Multiple Models, One Paginator

While working on YaBa, I found that I really needed a method to take items from multiple models, and paginate them as one major entity. In the case of YaBa I have galleries, articles, and the most common model of story/blog posts. Now, sure, there are likely a few different ways I could have gone about this. The easiest would have been to create a more general model, and used that for everything, however I wanted them to be separate. I wanted distinct articles and galleries that stood as their own entities when necessary, and didn’t get clutterred up in the main feed. I need articles to be able to be buttonized on the main navigation bar, and I wanted galleries to be easily sortable in their own story list. All that being said, at times I needed them all to be very similar in structure, and to be able to be listed together in searches, archives, and the main page feed.

The three main protagonists in this story thus had to be built with similar traits in mind. They all had to be taggable, have slugs, tie to categories, and be searchable without offending the others. This obviously was pretty straight forward, not a big deal. Honestly, would have been a great place to leverage some inheritance really, but hindsight’s 20/20 and apparently my foresight wasn’t. Not a big deal, wouldn’t have saved me all that many lines of code anyways. Besides, the problematic part was more in making these three different models merge into one entity, and still be usable in pagination scenarios (that ruled our itertools, which works great if you don’t need pagination). I was very lucky to stumble upon the MultiQuerySet Snippet at Django Snippets. This incredibly helpful little snippet allowed me to chain multiple querysets into one larger queryset. Now I had the ability to merge my 3 querysets chock full of data into 1 master queryset to render to my templates in a paginated format. There was still one minor problem, MultiQuerySet doesn’t do anything to help with the aspect of sorting.

By default, when using the MultiQuerySet snippet mentioned previously, all the items are sequentially thrown into the list, making your front page kind of strange. Visitors aren’t very likely to want to push through ALL of your stories, and then ALL of your articles, just to see the newest gallery. If they are willing to do that, you have the best visitors ever, or you’re running a self-help website for insomniacs with too much time on their hands. I had to find a crafty way to sort out the querysets into something more usable. Below is what I came up with:

def story_list(request):
stories = Story.objects.all().order_by('-created')
galleries = Gallery.objects.all().order_by('-created')
temp = MultiQuerySet(stories, galleries)
front_page = []
for x in temp:

front_page.sort(key=sort_by_date, reverse=1)
paginator = Paginator(front_page, 5)
page = int(request.GET.get('page', '1'))
posts =

Currently on the front page, I don’t list articles, but I do list both galleries and your more general blog posts. So, walking through this, let’s start from the top. We grab all the stories and galleries, sorting them in the newest first, oldest at the back style. Then I create a MultiQuerySet objects in a temp variable that contains my two querysets. In return I get a nice queryset that I really can’t do much with sorting wise, since it’s not a “real” queryset, but it sort of is. The best way I found to handle the sorting action was to toss all the items into a list, and then use the built in Python list sorting functionality to sort it all out. As you can see I’m using a key function in the sort method of ‘front_page’. That function’s incredibly simple:
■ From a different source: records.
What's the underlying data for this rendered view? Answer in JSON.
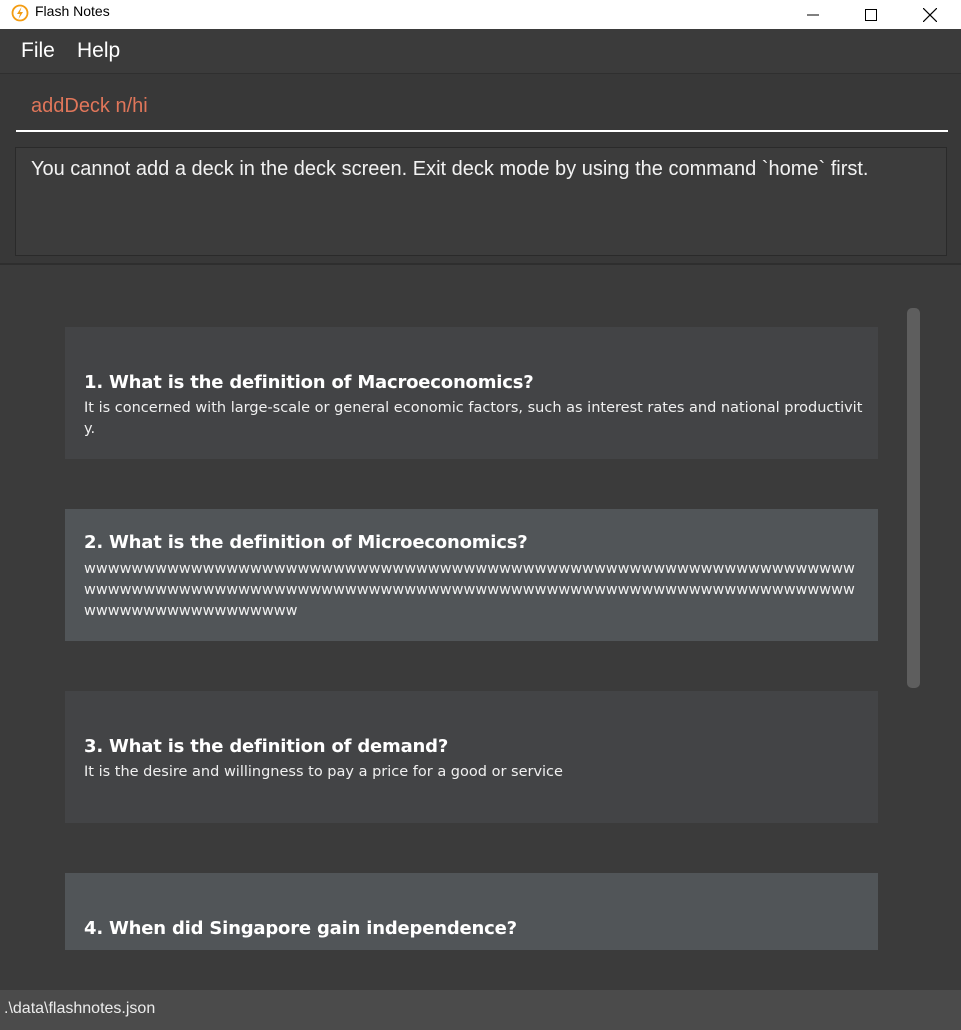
{
  "window": {
    "title": "Flash Notes",
    "icon": "lightning-icon"
  },
  "menu": {
    "items": [
      {
        "label": "File"
      },
      {
        "label": "Help"
      }
    ]
  },
  "command": {
    "value": "addDeck n/hi"
  },
  "result": {
    "message": "You cannot add a deck in the deck screen. Exit deck mode by using the command `home` first."
  },
  "cards": [
    {
      "question": "1.  What is the definition of Macroeconomics?",
      "answer": "It is concerned with large-scale or general economic factors, such as interest rates and national productivity."
    },
    {
      "question": "2.  What is the definition of Microeconomics?",
      "answer": "wwwwwwwwwwwwwwwwwwwwwwwwwwwwwwwwwwwwwwwwwwwwwwwwwwwwwwwwwwwwwwwwwwwwwwwwwwwwwwwwwwwwwwwwwwwwwwwwwwwwwwwwwwwwwwwwwwwwwwwwwwwwwwwwwwwwwwwwwwwwwwwwwwww"
    },
    {
      "question": "3.  What is the definition of demand?",
      "answer": "It is the desire and willingness to pay a price for a good or service"
    },
    {
      "question": "4.  When did Singapore gain independence?",
      "answer": ""
    }
  ],
  "status": {
    "path": ".\\data\\flashnotes.json"
  },
  "colors": {
    "command_text": "#e0765a",
    "background": "#3b3b3b"
  }
}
def sort_by_date(x):
return x.created

We’re sorting by each item’s created date asset that is in the list. After that we have a nicely sorted queryset like object, that for all intents and purposes at this point does exactly what we need it to do. We pass it off to the Paginator, let it do it’s thing, and then I render it off to the template for the story_list function. Now I know, it doesn’t look incredibly complex, and it actually is pretty easy. However, I hadn’t really found anyone else mentioning a method of doing this, so I figured I’d share with the world how I went about it. I’m actually really interested in how anyone/everyone else is tackling a similar problem though, since I don’t declare my method to be the best. It’s just a means to an end I suppose. :)